|As peace settles in Liberia, the IRC is helping refugees return home and revitalize their communities. Rebuilding Liberia’s education system is an extremely important first step on a long road to recovery. After 15 years of civil war, the future looks daunting: 70% of Liberians are illiterate. 85% are unemployed. The population is young — 55% of Liberians are under age 25 — but half of all school age children aren’t receiving an education. One of the challenges Liberian teachers face is how to help older students whose education was interrupted by the war—or who never had a chance to go to school at all—gain the skills they need to support themselves. Teacher Fertiku Harris, who’s now an IRC education manager in northwestern Liberia, shares this recollection of a teenager named Hajah whose drive to learn was so strong she wasn’t afraid to start at the very beginning—in preschool: Due to the civil war in Liberia, Hajah, a teenaged girl, fled with her family to Guinea in 1990. Despite being much older and uneducated, Hajah overcame many obstacles and received an education through the IRC. Previously Hajah never had any formal education. As part of her family’s religious beliefs, only boys were allowed to go to school. In the Lola refugee camp, Hajah’s mother built a small restaurant in a hut to support the family. Hajah was her mother’s main helper. To earn more money Hajah regularly took food to sell at the Lola Refugee School. Hajah’s frequent visits to the school piqued her interest in education. She admired the teachers. She stopped by the ABC class, which was for the youngest children, to observe. After class, Hajah would ask the children to teach her the alphabet. To encourage the children to teach her, Hajah offered them free food. Hajah began to spend more time studying the alphabet. This did not please her mother, who expected more money. Hajah’s mother complained that Hajah was not putting in enough time helping. One day, two of my friends and I were eating in Hajah mother’s restaurant, when Hajah brought us a small paper and asked us to drill her on the letters E to O. That was what the children gave her to practice reading and recognizing. While I started to help, her mother shouted, ‘Hajah! Come here. You don’t work anymore. Come and serve the people!’ Hajah quickly heeded her mother, and didn’t have the chance to come back for the drill. The next day Hajah left to sell food at school, and this time she entered and sat with the ABC children in class. At 15, Hajah was much taller and bigger than the other students. We offered to allow Hajah to go to school for free. One of the female teachers followed up with Hajah’s mother who argued that Hajah could not accept. The mother said she needed Hajah to help with work. Hajah insisted that she wanted to go to school, and promised her mother that she would continue to help with the work before and after school. After much persuasion, Hajah’s mother finally agreed. Hajah began school in the ABC class in 1992 at the Lola Refugee School.
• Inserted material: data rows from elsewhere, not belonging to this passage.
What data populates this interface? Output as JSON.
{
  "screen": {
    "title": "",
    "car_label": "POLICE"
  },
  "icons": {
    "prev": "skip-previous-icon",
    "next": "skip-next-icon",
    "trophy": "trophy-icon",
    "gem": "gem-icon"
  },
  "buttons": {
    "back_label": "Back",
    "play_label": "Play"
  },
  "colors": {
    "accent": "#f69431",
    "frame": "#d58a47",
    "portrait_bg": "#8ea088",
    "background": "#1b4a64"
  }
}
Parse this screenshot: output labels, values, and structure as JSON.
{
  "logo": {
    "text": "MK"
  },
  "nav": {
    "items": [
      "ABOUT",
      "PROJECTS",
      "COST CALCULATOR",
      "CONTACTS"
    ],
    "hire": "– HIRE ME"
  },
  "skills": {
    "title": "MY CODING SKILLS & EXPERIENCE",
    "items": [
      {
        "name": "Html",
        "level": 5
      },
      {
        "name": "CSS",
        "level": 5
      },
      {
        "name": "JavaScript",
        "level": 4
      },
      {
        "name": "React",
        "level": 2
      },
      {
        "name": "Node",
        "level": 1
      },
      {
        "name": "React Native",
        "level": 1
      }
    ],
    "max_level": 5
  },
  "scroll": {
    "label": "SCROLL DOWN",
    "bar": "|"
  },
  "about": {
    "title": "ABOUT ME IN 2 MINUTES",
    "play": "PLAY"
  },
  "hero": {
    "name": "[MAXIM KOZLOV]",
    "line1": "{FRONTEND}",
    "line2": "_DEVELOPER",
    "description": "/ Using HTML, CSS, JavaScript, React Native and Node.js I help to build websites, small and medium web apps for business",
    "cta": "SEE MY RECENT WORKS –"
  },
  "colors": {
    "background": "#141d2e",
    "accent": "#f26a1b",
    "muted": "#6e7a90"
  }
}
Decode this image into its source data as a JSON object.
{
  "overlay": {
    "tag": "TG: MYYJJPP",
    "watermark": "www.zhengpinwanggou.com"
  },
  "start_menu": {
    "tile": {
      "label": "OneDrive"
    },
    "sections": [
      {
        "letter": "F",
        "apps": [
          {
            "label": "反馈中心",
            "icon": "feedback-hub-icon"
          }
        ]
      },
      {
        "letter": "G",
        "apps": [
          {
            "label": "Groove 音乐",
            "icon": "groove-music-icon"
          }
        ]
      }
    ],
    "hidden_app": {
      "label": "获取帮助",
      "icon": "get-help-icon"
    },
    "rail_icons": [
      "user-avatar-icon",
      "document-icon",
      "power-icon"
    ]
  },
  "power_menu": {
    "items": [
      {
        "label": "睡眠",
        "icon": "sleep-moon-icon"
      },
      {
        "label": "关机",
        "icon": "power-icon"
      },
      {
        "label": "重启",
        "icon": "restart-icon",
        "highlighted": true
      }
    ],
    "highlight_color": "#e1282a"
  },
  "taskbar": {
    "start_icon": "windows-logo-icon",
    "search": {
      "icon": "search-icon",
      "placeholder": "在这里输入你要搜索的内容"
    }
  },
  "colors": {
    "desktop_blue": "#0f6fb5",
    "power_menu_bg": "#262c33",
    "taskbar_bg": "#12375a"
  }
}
At first some of the students in different grade levels made fun of Hajah, but she ignored them and soon won them over. Hajah became part of the school family. Hajah took her education seriously. Her eagerness to learn and to make up for lost time allowed her to move ahead quickly. She skipped grades on two occasions and eventually graduated from high school in 2003, when she was 26. Later Hajah got the opportunity to continue her education when she was resettled in the United States by the International Organization for Migration (IOM). Hajah is a shining example of how an overlooked child can succeed with educational opportunities—the same opportunities the IRC is offering to more and more Liberians today.|